:: Source data ::
★ ★ ★

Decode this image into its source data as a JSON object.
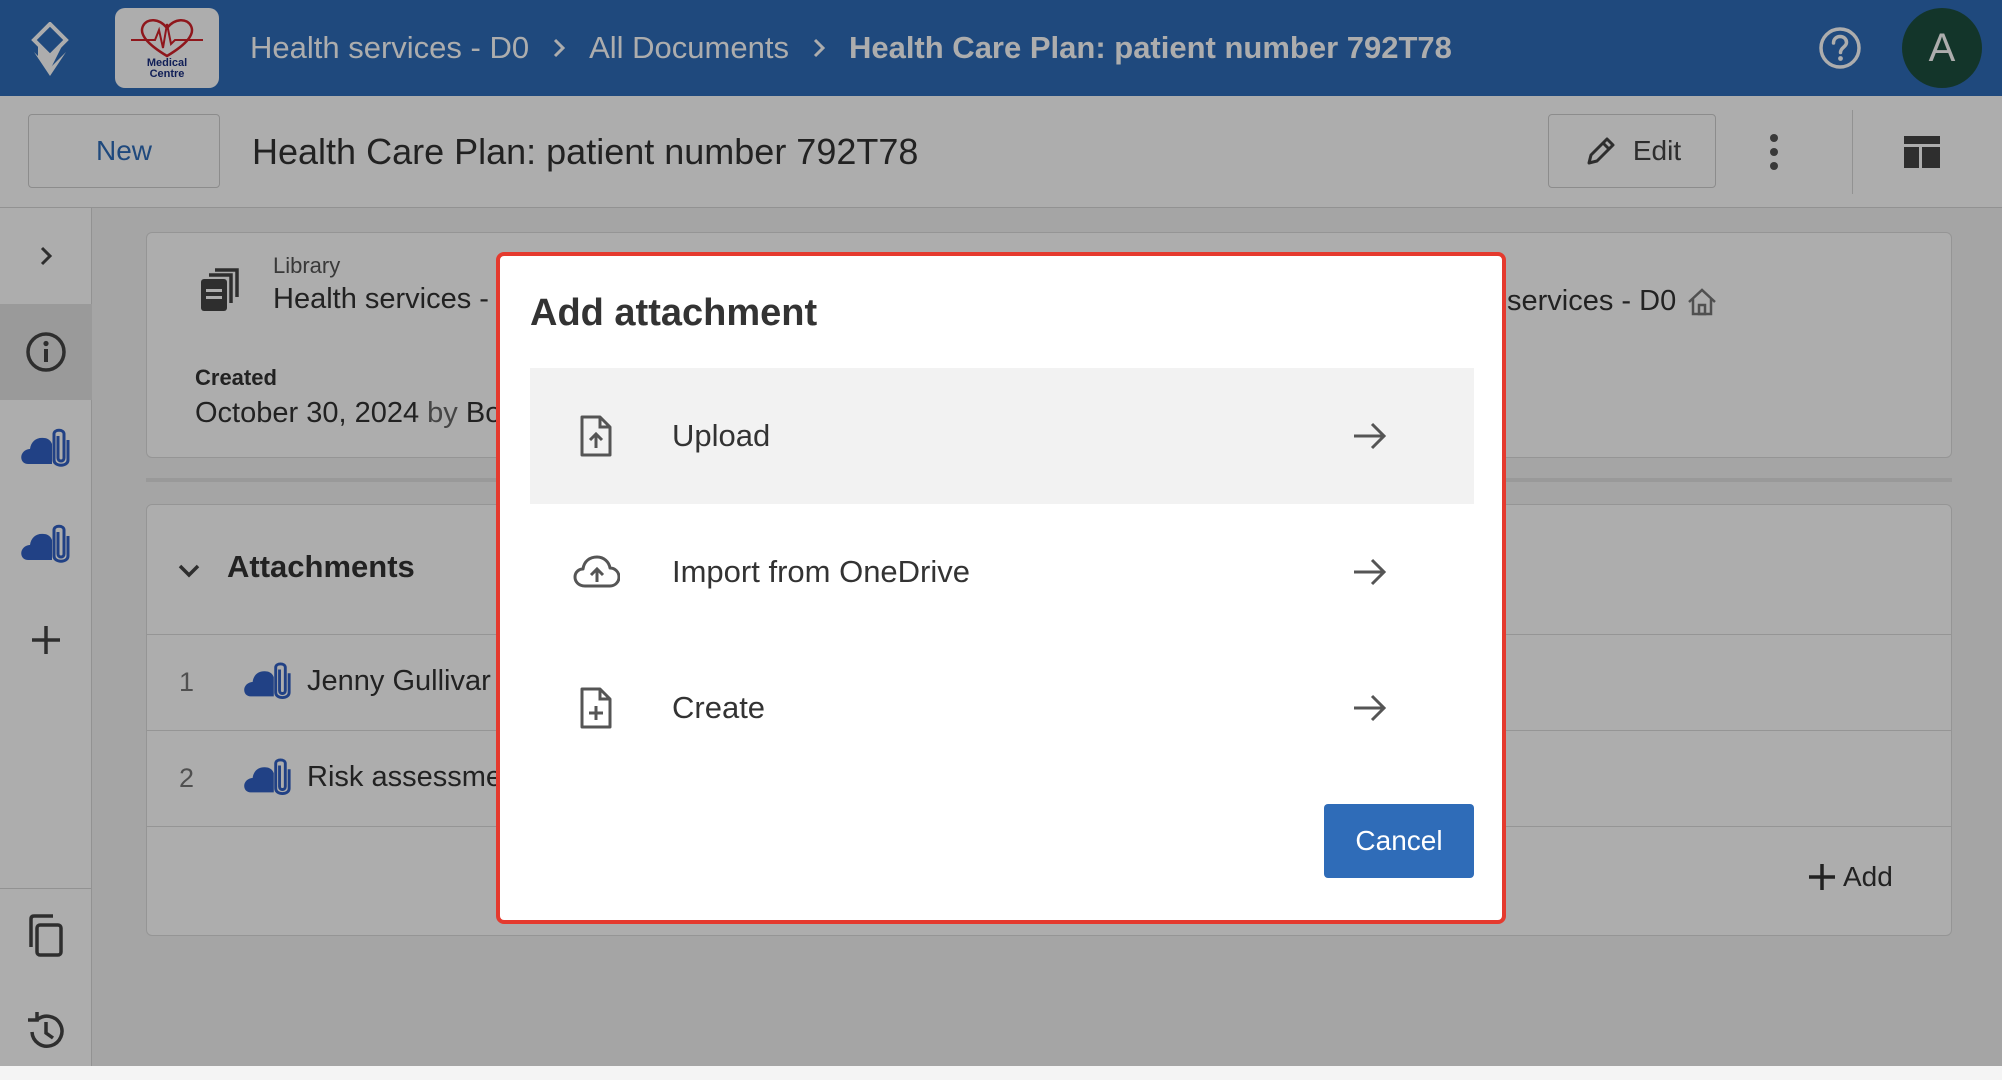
{
  "header": {
    "brand_line1": "Medical",
    "brand_line2": "Centre",
    "breadcrumbs": [
      {
        "label": "Health services - D0"
      },
      {
        "label": "All Documents"
      },
      {
        "label": "Health Care Plan: patient number 792T78"
      }
    ],
    "avatar_initial": "A"
  },
  "toolbar": {
    "new_label": "New",
    "doc_title": "Health Care Plan: patient number 792T78",
    "edit_label": "Edit"
  },
  "info_card": {
    "library_label": "Library",
    "library_value": "Health services -",
    "library_value_right": "services - D0",
    "created_label": "Created",
    "created_date": "October 30, 2024",
    "created_by": "by",
    "created_by_name": "Bo"
  },
  "attachments": {
    "title": "Attachments",
    "rows": [
      {
        "num": "1",
        "name": "Jenny Gullivar"
      },
      {
        "num": "2",
        "name": "Risk assessme"
      }
    ],
    "add_label": "Add"
  },
  "dialog": {
    "title": "Add attachment",
    "options": [
      {
        "label": "Upload",
        "icon": "upload-file-icon"
      },
      {
        "label": "Import from OneDrive",
        "icon": "cloud-upload-icon"
      },
      {
        "label": "Create",
        "icon": "new-file-icon"
      }
    ],
    "cancel_label": "Cancel"
  },
  "colors": {
    "brand_blue": "#2f6cb8",
    "highlight_border": "#e53a2e",
    "avatar_bg": "#1d4f3f"
  }
}
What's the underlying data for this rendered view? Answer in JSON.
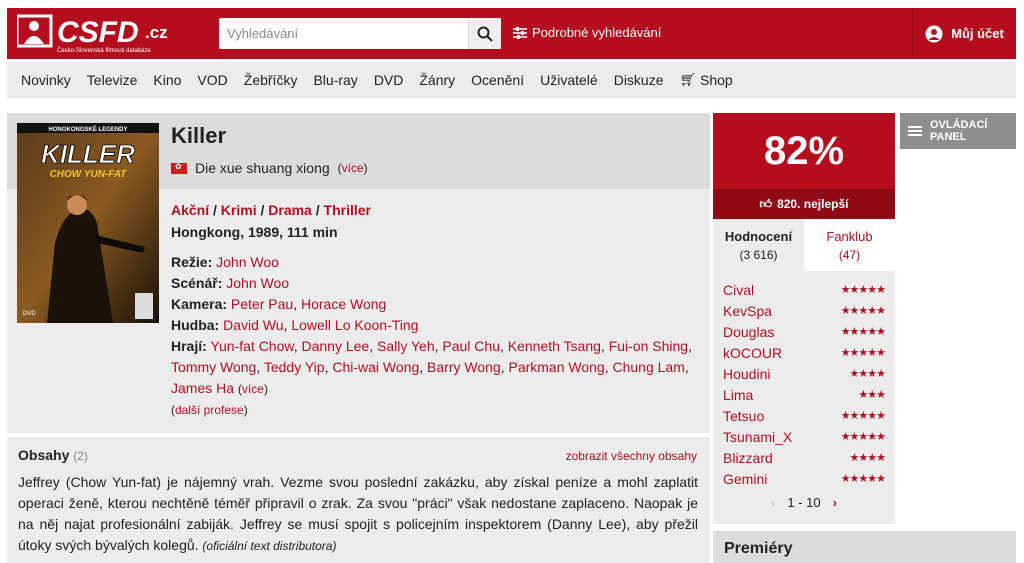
{
  "header": {
    "logo_text": "CSFD.cz",
    "logo_sub": "Česko-Slovenská filmová databáze",
    "search_placeholder": "Vyhledávání",
    "advanced_search": "Podrobné vyhledávání",
    "account": "Můj účet"
  },
  "nav": {
    "items": [
      "Novinky",
      "Televize",
      "Kino",
      "VOD",
      "Žebříčky",
      "Blu-ray",
      "DVD",
      "Žánry",
      "Ocenění",
      "Uživatelé",
      "Diskuze"
    ],
    "shop": "Shop"
  },
  "film": {
    "title": "Killer",
    "original_title": "Die xue shuang xiong",
    "more_label": "více",
    "poster_top": "HONGKONGSKÉ LEGENDY",
    "poster_title": "KILLER",
    "poster_sub": "CHOW YUN-FAT",
    "genres": [
      "Akční",
      "Krimi",
      "Drama",
      "Thriller"
    ],
    "origin": "Hongkong, 1989, 111 min",
    "directing_label": "Režie:",
    "directing": [
      "John Woo"
    ],
    "writing_label": "Scénář:",
    "writing": [
      "John Woo"
    ],
    "camera_label": "Kamera:",
    "camera": [
      "Peter Pau",
      "Horace Wong"
    ],
    "music_label": "Hudba:",
    "music": [
      "David Wu",
      "Lowell Lo Koon-Ting"
    ],
    "cast_label": "Hrají:",
    "cast": [
      "Yun-fat Chow",
      "Danny Lee",
      "Sally Yeh",
      "Paul Chu",
      "Kenneth Tsang",
      "Fui-on Shing",
      "Tommy Wong",
      "Teddy Yip",
      "Chi-wai Wong",
      "Barry Wong",
      "Parkman Wong",
      "Chung Lam",
      "James Ha"
    ],
    "more_professions": "další profese"
  },
  "plot": {
    "title": "Obsahy",
    "count": "(2)",
    "show_all": "zobrazit všechny obsahy",
    "text": "Jeffrey (Chow Yun-fat) je nájemný vrah. Vezme svou poslední zakázku, aby získal peníze a mohl zaplatit operaci ženě, kterou nechtěně téměř připravil o zrak. Za svou \"práci\" však nedostane zaplaceno. Naopak je na něj najat profesionální zabiják. Jeffrey se musí spojit s policejním inspektorem (Danny Lee), aby přežil útoky svých bývalých kolegů.",
    "source": "(oficiální text distributora)"
  },
  "rating": {
    "percent": "82%",
    "rank": "820. nejlepší",
    "tab_ratings": "Hodnocení",
    "tab_ratings_count": "(3 616)",
    "tab_fanclub": "Fanklub",
    "tab_fanclub_count": "(47)",
    "list": [
      {
        "user": "Cival",
        "stars": 5
      },
      {
        "user": "KevSpa",
        "stars": 5
      },
      {
        "user": "Douglas",
        "stars": 5
      },
      {
        "user": "kOCOUR",
        "stars": 5
      },
      {
        "user": "Houdini",
        "stars": 4
      },
      {
        "user": "Lima",
        "stars": 3
      },
      {
        "user": "Tetsuo",
        "stars": 5
      },
      {
        "user": "Tsunami_X",
        "stars": 5
      },
      {
        "user": "Blizzard",
        "stars": 4
      },
      {
        "user": "Gemini",
        "stars": 5
      }
    ],
    "pager": "1 - 10"
  },
  "control_panel": {
    "line1": "OVLÁDACÍ",
    "line2": "PANEL"
  },
  "premiery": "Premiéry"
}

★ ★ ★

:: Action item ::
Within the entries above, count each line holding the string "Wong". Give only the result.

:: Solution for this exercise ::
5